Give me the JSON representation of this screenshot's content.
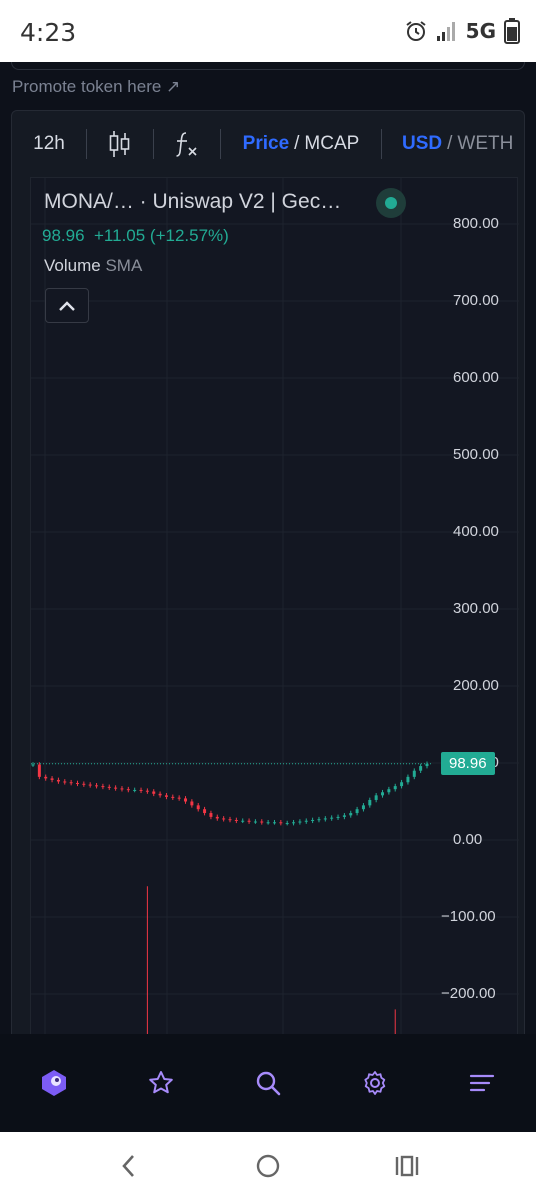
{
  "status_bar": {
    "time": "4:23",
    "network": "5G",
    "icons": [
      "alarm-icon",
      "signal-icon",
      "battery-icon"
    ]
  },
  "promote": {
    "text": "Promote token here ↗"
  },
  "toolbar": {
    "interval": "12h",
    "icons": [
      "candles-icon",
      "indicators-icon"
    ],
    "price_label": "Price",
    "mcap_label": "MCAP",
    "usd_label": "USD",
    "weth_label": "WETH",
    "separator": "/"
  },
  "legend": {
    "title": "MONA/…   · Uniswap V2 | Gec…",
    "last": "98.96",
    "change": "+11.05 (+12.57%)",
    "volume_label": "Volume",
    "volume_indicator": "SMA"
  },
  "colors": {
    "up": "#22ab94",
    "down": "#f23645",
    "accent": "#2f6bff",
    "nav_icon": "#a78bfa"
  },
  "chart_data": {
    "type": "candlestick",
    "title": "",
    "y_ticks": [
      "800.00",
      "700.00",
      "600.00",
      "500.00",
      "400.00",
      "300.00",
      "200.00",
      "100.00",
      "0.00",
      "−100.00",
      "−200.00"
    ],
    "y_tick_values": [
      800,
      700,
      600,
      500,
      400,
      300,
      200,
      100,
      0,
      -100,
      -200
    ],
    "ylim": [
      -250,
      830
    ],
    "last_price": 98.96,
    "last_price_label": "98.96",
    "price_series": [
      98,
      82,
      80,
      78,
      76,
      75,
      74,
      73,
      72,
      71,
      70,
      69,
      68,
      67,
      66,
      65,
      65,
      64,
      63,
      60,
      58,
      56,
      55,
      54,
      50,
      45,
      40,
      35,
      30,
      28,
      27,
      26,
      25,
      25,
      24,
      24,
      23,
      23,
      23,
      22,
      22,
      23,
      24,
      25,
      26,
      27,
      28,
      29,
      30,
      32,
      35,
      40,
      45,
      52,
      58,
      62,
      66,
      70,
      75,
      82,
      90,
      96,
      99
    ],
    "volume_spikes": [
      {
        "index": 18,
        "value": -60
      },
      {
        "index": 57,
        "value": -220
      }
    ]
  },
  "bottom_nav": {
    "items": [
      "app-logo-icon",
      "star-icon",
      "search-icon",
      "settings-icon",
      "menu-icon"
    ]
  },
  "system_nav": {
    "items": [
      "back-icon",
      "home-icon",
      "recents-icon"
    ]
  }
}
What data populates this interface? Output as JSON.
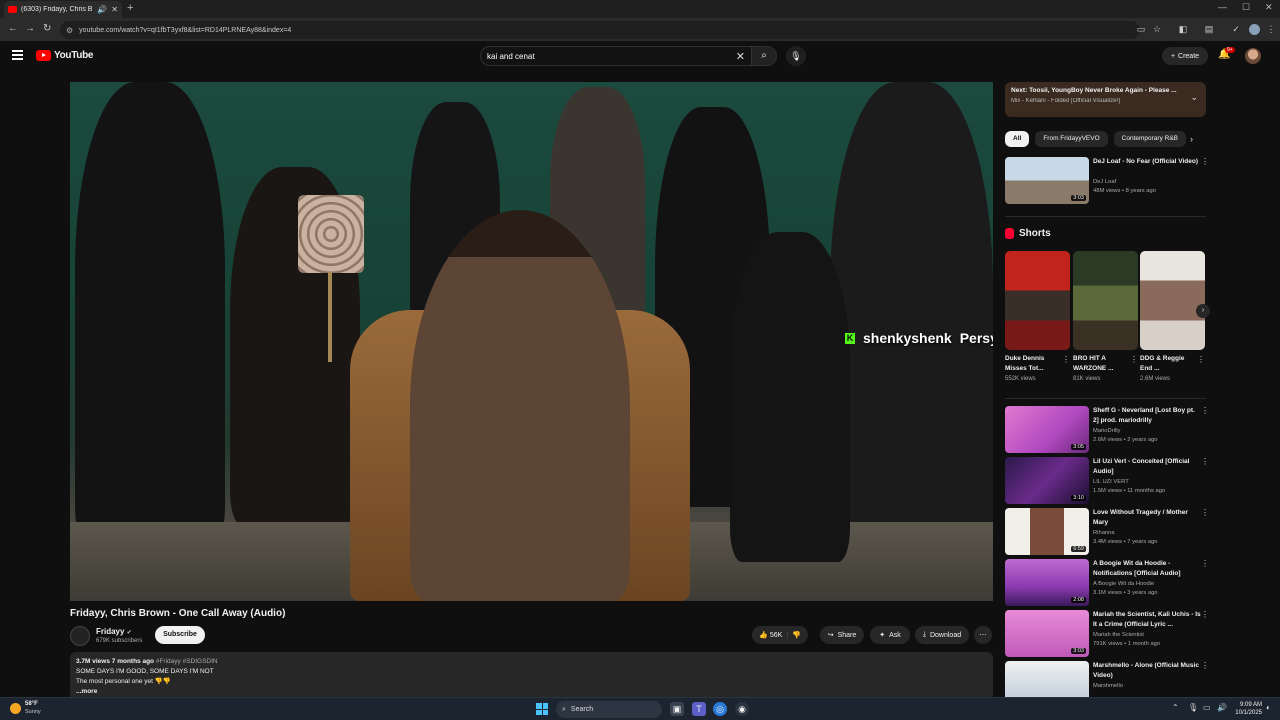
{
  "browser": {
    "tab_title": "(6303) Fridayy, Chris Brown",
    "new_tab_label": "+",
    "url": "youtube.com/watch?v=qI1fbT3yxf8&list=RD14PLRNEAy88&index=4"
  },
  "header": {
    "logo_text": "YouTube",
    "search_query": "kai and cenat",
    "create_label": "Create",
    "notif_count": "9+"
  },
  "player": {
    "chat_user": "shenkyshenk",
    "chat_message": "Persyyyyyyyy"
  },
  "video": {
    "title": "Fridayy, Chris Brown - One Call Away (Audio)",
    "channel": "Fridayy",
    "subscribers": "679K subscribers",
    "subscribe_label": "Subscribe",
    "likes": "56K",
    "share_label": "Share",
    "ask_label": "Ask",
    "download_label": "Download",
    "description": {
      "meta": "3.7M views  7 months ago",
      "tags": "#Fridayy #SDIGSDIN",
      "line1": "SOME DAYS I'M GOOD, SOME DAYS I'M NOT",
      "line2": "The most personal one yet",
      "more": "...more"
    }
  },
  "sidebar": {
    "next": {
      "line1_prefix": "Next: ",
      "line1": "Toosii, YoungBoy Never Broke Again - Please ...",
      "line2": "Mix - Kehlani - Folded [Official Visualizer]"
    },
    "chips": [
      "All",
      "From FridayyVEVO",
      "Contemporary R&B"
    ],
    "top_video": {
      "title": "DeJ Loaf - No Fear (Official Video)",
      "channel": "DeJ Loaf",
      "views": "48M views • 8 years ago",
      "duration": "3:03"
    },
    "shorts_label": "Shorts",
    "shorts": [
      {
        "title": "Duke Dennis Misses Tot...",
        "views": "552K views"
      },
      {
        "title": "BRO HIT A WARZONE ...",
        "views": "81K views"
      },
      {
        "title": "DDG & Reggie End ...",
        "views": "2.6M views"
      }
    ],
    "videos": [
      {
        "title": "Sheff G - Neverland [Lost Boy pt. 2] prod. mariodrilly",
        "channel": "MarioDrilly",
        "views": "2.6M views • 2 years ago",
        "duration": "3:05"
      },
      {
        "title": "Lil Uzi Vert - Conceited [Official Audio]",
        "channel": "LIL UZI VERT",
        "views": "1.5M views • 11 months ago",
        "duration": "3:10"
      },
      {
        "title": "Love Without Tragedy / Mother Mary",
        "channel": "Rihanna",
        "views": "3.4M views • 7 years ago",
        "duration": "6:59"
      },
      {
        "title": "A Boogie Wit da Hoodie - Notifications [Official Audio]",
        "channel": "A Boogie Wit da Hoodie",
        "views": "3.1M views • 3 years ago",
        "duration": "2:08"
      },
      {
        "title": "Mariah the Scientist, Kali Uchis - Is It a Crime (Official Lyric ...",
        "channel": "Mariah the Scientist",
        "views": "791K views • 1 month ago",
        "duration": "3:03"
      },
      {
        "title": "Marshmello - Alone (Official Music Video)",
        "channel": "Marshmello",
        "views": "",
        "duration": ""
      }
    ]
  },
  "taskbar": {
    "temp": "58°F",
    "condition": "Sunny",
    "search_label": "Search",
    "time": "9:09 AM",
    "date": "10/1/2025"
  }
}
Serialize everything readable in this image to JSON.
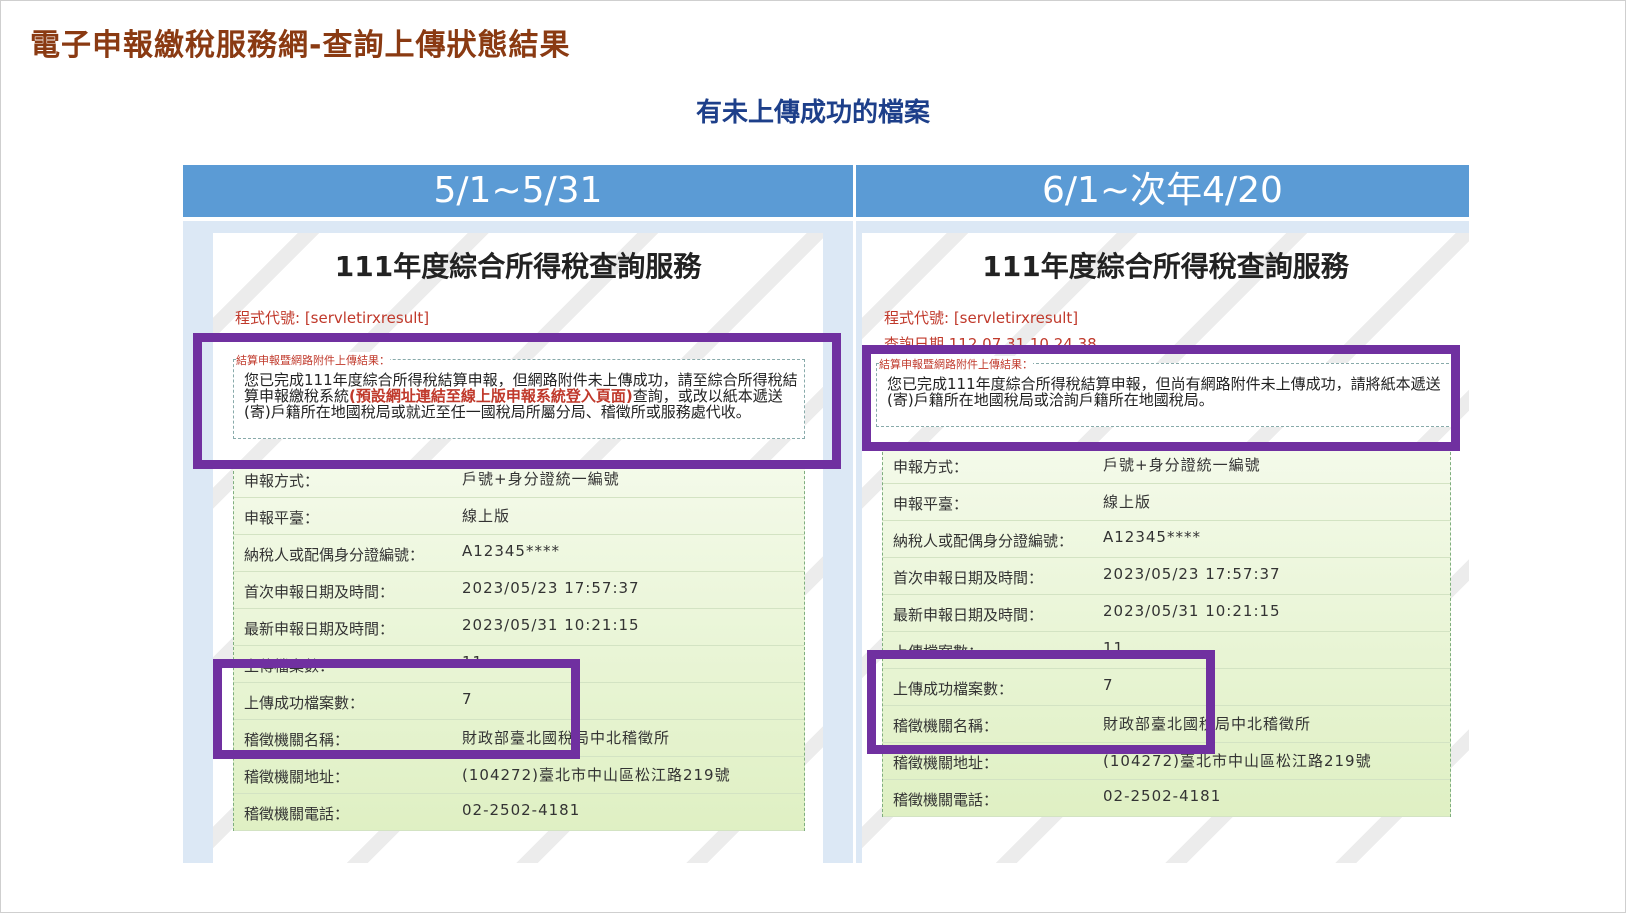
{
  "header": {
    "title": "電子申報繳稅服務網-查詢上傳狀態結果"
  },
  "subtitle": "有未上傳成功的檔案",
  "colors": {
    "title": "#8a3a12",
    "subtitle": "#1d3f8a",
    "column_header": "#5b9bd5",
    "highlight": "#7030a0",
    "notice_red": "#c0392b"
  },
  "left": {
    "header": "5/1~5/31",
    "service_title": "111年度綜合所得稅查詢服務",
    "program_code": "程式代號: [servletirxresult]",
    "notice_title": "結算申報暨網路附件上傳結果：",
    "notice_text_1": "您已完成111年度綜合所得稅結算申報，但網路附件未上傳成功，請至綜合所得稅結算申報繳稅系統",
    "notice_text_red": "(預設網址連結至線上版申報系統登入頁面)",
    "notice_text_2": "查詢，或改以紙本遞送(寄)戶籍所在地國稅局或就近至任一國稅局所屬分局、稽徵所或服務處代收。",
    "rows": [
      {
        "label": "申報方式：",
        "value": "戶號+身分證統一編號"
      },
      {
        "label": "申報平臺：",
        "value": "線上版"
      },
      {
        "label": "納稅人或配偶身分證編號：",
        "value": "A12345****"
      },
      {
        "label": "首次申報日期及時間：",
        "value": "2023/05/23 17:57:37"
      },
      {
        "label": "最新申報日期及時間：",
        "value": "2023/05/31 10:21:15"
      },
      {
        "label": "上傳檔案數：",
        "value": "11"
      },
      {
        "label": "上傳成功檔案數：",
        "value": "7"
      },
      {
        "label": "稽徵機關名稱：",
        "value": "財政部臺北國稅局中北稽徵所"
      },
      {
        "label": "稽徵機關地址：",
        "value": "(104272)臺北市中山區松江路219號"
      },
      {
        "label": "稽徵機關電話：",
        "value": "02-2502-4181"
      }
    ]
  },
  "right": {
    "header": "6/1~次年4/20",
    "service_title": "111年度綜合所得稅查詢服務",
    "program_code": "程式代號: [servletirxresult]",
    "query_date": "查詢日期 112 07 31 10 24 38",
    "notice_title": "結算申報暨網路附件上傳結果：",
    "notice_text_1": "您已完成111年度綜合所得稅結算申報，但尚有網路附件未上傳成功，請將紙本遞送(寄)戶籍所在地國稅局或洽詢戶籍所在地國稅局。",
    "rows": [
      {
        "label": "申報方式：",
        "value": "戶號+身分證統一編號"
      },
      {
        "label": "申報平臺：",
        "value": "線上版"
      },
      {
        "label": "納稅人或配偶身分證編號：",
        "value": "A12345****"
      },
      {
        "label": "首次申報日期及時間：",
        "value": "2023/05/23 17:57:37"
      },
      {
        "label": "最新申報日期及時間：",
        "value": "2023/05/31 10:21:15"
      },
      {
        "label": "上傳檔案數：",
        "value": "11"
      },
      {
        "label": "上傳成功檔案數：",
        "value": "7"
      },
      {
        "label": "稽徵機關名稱：",
        "value": "財政部臺北國稅局中北稽徵所"
      },
      {
        "label": "稽徵機關地址：",
        "value": "(104272)臺北市中山區松江路219號"
      },
      {
        "label": "稽徵機關電話：",
        "value": "02-2502-4181"
      }
    ]
  }
}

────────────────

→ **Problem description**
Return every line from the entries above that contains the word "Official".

→ **Written solution**
      "line2": "Mix - Kehlani - Folded [Official Visualizer]"
      "title": "DeJ Loaf - No Fear (Official Video)",
        "title": "Lil Uzi Vert - Conceited [Official Audio]",
        "title": "A Boogie Wit da Hoodie - Notifications [Official Audio]",
        "title": "Mariah the Scientist, Kali Uchis - Is It a Crime (Official Lyric ...",
        "title": "Marshmello - Alone (Official Music Video)",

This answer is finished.